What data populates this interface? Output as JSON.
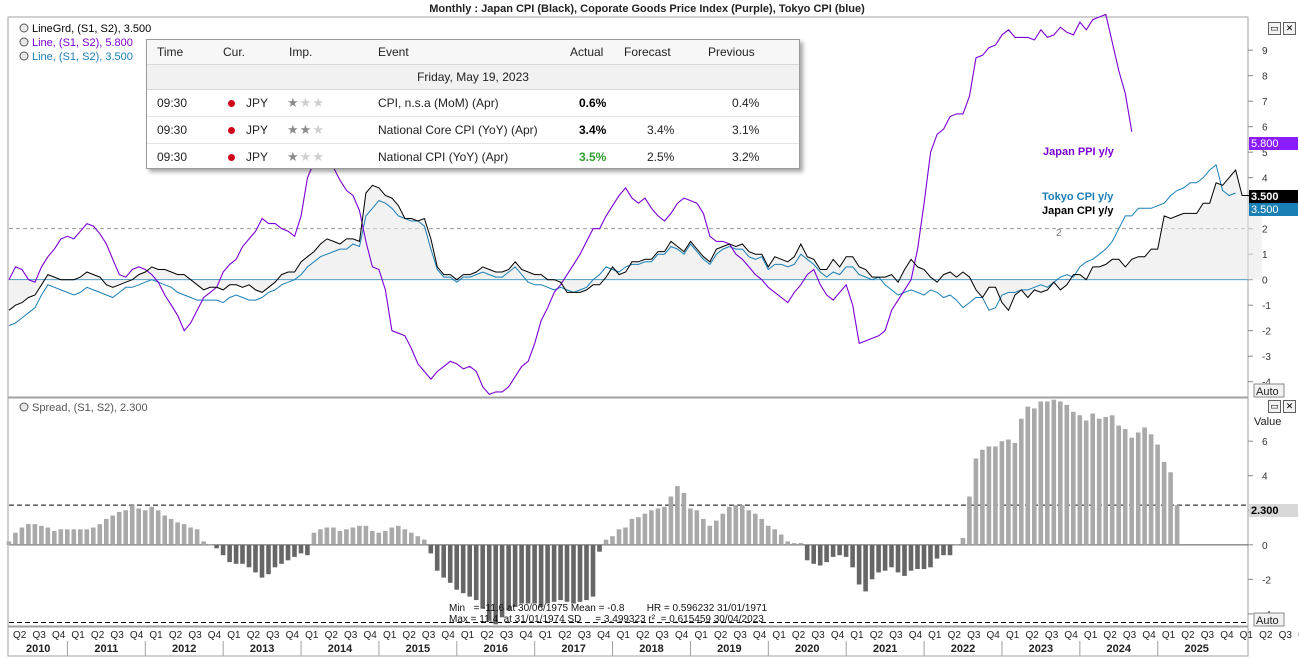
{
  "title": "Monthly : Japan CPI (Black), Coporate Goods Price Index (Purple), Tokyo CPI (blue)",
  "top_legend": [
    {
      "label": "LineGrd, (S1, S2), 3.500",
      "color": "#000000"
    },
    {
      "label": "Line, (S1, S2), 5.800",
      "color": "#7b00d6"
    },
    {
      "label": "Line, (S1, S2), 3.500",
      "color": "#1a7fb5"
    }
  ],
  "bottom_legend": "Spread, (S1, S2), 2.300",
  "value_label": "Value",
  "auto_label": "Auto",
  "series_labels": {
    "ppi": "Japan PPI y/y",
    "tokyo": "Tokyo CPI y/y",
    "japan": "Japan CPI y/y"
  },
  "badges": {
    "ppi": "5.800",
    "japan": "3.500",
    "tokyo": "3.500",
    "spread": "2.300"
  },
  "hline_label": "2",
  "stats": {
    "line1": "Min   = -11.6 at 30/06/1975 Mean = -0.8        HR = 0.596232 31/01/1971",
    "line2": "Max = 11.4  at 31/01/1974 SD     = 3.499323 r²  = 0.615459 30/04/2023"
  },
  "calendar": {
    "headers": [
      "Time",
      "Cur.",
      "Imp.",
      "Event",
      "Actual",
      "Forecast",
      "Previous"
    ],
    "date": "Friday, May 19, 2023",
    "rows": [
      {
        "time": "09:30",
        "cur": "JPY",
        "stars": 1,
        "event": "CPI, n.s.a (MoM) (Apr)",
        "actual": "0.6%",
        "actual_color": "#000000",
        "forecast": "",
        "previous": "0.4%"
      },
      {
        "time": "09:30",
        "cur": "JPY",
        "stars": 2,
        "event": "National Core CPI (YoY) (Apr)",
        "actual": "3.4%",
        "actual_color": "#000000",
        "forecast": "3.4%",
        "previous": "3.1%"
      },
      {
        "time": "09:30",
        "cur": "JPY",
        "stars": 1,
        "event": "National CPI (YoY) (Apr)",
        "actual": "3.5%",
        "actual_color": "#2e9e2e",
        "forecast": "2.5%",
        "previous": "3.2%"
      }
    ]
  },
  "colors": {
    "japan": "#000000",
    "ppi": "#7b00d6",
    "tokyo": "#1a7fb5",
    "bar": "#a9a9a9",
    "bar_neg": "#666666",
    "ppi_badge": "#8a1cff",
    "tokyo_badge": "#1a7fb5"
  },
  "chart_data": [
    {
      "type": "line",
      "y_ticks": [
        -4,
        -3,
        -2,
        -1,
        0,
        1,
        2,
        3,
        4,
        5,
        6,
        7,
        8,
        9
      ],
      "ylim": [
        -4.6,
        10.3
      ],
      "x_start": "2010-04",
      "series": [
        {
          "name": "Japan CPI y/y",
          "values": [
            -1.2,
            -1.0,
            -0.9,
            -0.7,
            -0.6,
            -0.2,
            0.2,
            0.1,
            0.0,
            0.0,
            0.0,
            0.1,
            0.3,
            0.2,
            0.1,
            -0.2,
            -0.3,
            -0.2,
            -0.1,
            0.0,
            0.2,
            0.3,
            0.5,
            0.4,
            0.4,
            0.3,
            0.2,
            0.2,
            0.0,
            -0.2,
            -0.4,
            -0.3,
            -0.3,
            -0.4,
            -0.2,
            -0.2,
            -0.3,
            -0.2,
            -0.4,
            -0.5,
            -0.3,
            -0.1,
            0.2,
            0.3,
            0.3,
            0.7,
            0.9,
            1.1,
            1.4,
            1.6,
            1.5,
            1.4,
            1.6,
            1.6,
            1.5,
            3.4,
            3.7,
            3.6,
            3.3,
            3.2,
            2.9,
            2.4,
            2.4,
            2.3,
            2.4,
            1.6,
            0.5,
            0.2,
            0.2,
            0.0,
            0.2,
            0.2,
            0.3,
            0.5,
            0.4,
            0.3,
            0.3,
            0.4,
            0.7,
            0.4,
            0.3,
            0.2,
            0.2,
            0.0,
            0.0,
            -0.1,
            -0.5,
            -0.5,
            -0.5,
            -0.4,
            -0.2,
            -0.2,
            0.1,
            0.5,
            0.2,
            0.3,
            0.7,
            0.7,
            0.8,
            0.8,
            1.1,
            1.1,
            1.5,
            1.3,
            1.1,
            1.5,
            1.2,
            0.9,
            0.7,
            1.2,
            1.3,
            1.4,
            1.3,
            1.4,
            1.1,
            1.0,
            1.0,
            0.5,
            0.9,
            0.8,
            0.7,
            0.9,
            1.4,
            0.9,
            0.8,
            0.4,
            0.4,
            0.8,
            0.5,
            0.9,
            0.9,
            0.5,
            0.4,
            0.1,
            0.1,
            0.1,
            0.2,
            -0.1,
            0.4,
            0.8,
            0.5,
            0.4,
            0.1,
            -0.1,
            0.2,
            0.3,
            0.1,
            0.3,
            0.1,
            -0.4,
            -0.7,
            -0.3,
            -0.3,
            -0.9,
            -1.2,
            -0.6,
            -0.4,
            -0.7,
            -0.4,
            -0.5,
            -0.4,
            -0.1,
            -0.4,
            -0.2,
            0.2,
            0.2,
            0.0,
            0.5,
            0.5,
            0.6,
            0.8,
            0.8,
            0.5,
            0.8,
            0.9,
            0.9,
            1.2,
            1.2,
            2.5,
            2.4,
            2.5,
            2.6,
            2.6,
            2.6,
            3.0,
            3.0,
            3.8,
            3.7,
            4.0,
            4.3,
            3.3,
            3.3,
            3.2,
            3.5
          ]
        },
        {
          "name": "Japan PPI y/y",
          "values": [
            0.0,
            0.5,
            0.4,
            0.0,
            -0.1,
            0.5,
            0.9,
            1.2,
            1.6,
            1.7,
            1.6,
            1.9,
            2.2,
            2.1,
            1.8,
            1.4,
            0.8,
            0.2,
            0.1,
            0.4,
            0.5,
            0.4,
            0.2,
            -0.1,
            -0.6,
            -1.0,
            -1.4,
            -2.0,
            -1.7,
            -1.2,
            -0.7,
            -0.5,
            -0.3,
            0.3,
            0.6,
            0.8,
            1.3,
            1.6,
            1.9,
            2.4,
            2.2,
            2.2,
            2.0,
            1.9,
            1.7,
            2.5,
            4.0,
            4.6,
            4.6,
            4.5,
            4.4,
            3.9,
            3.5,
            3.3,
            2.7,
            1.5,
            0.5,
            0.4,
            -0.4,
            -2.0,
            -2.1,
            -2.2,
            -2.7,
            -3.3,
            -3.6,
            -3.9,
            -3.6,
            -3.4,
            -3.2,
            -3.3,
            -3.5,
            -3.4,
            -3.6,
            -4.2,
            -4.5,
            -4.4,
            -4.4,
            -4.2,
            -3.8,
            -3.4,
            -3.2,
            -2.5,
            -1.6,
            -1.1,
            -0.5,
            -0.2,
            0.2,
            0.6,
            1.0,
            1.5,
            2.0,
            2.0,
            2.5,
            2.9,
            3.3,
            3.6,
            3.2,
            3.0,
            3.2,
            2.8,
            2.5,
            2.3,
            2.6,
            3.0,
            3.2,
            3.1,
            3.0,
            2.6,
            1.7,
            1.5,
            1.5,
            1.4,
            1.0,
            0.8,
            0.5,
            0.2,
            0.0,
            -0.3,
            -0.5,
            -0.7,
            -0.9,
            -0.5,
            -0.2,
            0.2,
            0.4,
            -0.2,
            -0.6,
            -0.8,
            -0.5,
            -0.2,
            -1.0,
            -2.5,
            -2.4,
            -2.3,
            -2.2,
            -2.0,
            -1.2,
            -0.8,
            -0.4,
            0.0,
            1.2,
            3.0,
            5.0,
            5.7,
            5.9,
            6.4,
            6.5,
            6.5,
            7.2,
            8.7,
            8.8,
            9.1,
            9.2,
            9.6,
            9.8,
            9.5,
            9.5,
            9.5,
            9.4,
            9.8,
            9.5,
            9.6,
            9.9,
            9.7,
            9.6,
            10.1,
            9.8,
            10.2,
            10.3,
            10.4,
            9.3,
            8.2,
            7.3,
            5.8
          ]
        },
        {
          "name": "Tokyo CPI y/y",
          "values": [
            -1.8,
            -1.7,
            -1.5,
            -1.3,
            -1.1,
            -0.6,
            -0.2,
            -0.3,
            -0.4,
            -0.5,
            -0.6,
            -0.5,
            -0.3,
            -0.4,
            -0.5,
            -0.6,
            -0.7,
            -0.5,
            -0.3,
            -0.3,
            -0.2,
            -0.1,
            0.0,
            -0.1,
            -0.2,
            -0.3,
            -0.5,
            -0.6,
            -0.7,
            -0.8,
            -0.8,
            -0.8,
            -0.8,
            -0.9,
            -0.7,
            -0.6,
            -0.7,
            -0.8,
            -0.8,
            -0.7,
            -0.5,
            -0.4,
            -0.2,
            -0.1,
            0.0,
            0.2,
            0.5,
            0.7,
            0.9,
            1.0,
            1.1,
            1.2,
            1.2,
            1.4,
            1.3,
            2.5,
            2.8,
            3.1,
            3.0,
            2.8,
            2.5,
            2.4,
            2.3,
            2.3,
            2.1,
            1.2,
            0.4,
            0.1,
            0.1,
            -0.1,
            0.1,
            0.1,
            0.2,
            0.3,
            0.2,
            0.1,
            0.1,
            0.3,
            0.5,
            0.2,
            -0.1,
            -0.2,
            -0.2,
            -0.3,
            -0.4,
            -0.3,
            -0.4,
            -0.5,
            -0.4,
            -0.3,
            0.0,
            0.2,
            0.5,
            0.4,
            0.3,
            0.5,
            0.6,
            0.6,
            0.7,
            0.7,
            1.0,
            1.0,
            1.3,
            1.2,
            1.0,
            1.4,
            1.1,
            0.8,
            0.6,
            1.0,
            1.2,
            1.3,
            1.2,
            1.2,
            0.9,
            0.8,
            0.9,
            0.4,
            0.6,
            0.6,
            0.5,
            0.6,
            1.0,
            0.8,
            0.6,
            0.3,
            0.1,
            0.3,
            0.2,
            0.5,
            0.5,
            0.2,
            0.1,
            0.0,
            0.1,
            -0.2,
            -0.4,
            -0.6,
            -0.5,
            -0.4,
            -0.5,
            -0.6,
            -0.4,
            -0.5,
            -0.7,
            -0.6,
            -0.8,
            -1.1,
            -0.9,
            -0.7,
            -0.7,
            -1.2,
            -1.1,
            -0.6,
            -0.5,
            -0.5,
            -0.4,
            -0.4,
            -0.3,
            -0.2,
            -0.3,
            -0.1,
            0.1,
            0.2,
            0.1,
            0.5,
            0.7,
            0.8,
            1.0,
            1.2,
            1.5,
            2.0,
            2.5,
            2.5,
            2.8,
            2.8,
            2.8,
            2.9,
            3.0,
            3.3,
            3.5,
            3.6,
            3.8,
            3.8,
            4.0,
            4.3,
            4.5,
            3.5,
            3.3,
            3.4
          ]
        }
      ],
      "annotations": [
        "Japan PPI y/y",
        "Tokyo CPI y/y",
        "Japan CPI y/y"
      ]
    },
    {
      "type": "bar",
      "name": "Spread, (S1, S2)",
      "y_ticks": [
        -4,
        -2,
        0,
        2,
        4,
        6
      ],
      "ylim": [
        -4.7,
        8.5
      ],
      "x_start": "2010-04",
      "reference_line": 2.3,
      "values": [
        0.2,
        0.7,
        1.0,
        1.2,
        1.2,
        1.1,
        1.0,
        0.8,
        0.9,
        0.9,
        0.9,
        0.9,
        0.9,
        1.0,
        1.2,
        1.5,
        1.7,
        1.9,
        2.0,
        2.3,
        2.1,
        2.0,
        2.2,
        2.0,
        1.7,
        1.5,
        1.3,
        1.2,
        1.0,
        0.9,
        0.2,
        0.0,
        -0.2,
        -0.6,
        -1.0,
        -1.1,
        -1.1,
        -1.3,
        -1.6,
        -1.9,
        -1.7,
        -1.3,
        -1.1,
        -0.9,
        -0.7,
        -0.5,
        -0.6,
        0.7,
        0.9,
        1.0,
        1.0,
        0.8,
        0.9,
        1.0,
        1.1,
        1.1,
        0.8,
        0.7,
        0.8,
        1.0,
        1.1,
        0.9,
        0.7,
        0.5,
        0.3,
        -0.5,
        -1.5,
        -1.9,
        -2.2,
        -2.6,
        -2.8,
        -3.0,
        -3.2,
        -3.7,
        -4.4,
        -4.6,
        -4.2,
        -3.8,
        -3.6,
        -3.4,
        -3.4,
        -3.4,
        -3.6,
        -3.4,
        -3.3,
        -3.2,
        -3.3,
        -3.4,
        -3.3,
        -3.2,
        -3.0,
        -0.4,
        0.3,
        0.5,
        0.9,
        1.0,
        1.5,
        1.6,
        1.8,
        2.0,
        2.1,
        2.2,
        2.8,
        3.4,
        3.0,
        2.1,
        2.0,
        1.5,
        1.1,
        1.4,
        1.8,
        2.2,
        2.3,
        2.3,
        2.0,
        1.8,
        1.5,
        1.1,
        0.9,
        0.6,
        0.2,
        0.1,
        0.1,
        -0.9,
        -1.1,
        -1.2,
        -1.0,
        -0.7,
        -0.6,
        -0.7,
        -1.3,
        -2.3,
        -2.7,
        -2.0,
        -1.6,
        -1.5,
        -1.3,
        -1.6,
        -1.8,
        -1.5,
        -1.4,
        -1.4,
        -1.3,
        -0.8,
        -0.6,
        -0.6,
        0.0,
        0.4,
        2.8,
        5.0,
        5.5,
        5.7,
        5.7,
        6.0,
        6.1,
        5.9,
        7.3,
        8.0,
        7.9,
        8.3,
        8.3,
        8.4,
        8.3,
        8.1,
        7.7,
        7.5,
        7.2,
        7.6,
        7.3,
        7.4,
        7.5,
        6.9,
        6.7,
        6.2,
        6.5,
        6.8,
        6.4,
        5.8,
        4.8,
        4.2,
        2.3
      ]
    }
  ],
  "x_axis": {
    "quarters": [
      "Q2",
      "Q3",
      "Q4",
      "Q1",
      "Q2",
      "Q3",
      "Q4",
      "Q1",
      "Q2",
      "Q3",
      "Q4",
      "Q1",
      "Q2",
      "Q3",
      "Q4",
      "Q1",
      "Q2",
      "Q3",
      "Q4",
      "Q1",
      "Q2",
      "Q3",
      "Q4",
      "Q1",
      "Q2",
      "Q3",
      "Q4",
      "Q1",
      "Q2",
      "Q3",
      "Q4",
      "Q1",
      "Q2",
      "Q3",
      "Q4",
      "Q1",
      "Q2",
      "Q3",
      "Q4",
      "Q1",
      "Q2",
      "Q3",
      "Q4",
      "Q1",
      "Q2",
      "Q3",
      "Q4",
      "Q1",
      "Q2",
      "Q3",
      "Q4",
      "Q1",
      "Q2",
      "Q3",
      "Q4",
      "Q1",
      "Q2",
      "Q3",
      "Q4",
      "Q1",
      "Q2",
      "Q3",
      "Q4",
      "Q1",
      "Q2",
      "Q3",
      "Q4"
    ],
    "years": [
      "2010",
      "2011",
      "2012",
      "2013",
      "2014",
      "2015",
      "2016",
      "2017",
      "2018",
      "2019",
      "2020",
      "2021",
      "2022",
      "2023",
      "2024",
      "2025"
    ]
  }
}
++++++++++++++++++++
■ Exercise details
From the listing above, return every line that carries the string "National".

■ Solution to this task
        "event": "National Core CPI (YoY) (Apr)",
        "event": "National CPI (YoY) (Apr)",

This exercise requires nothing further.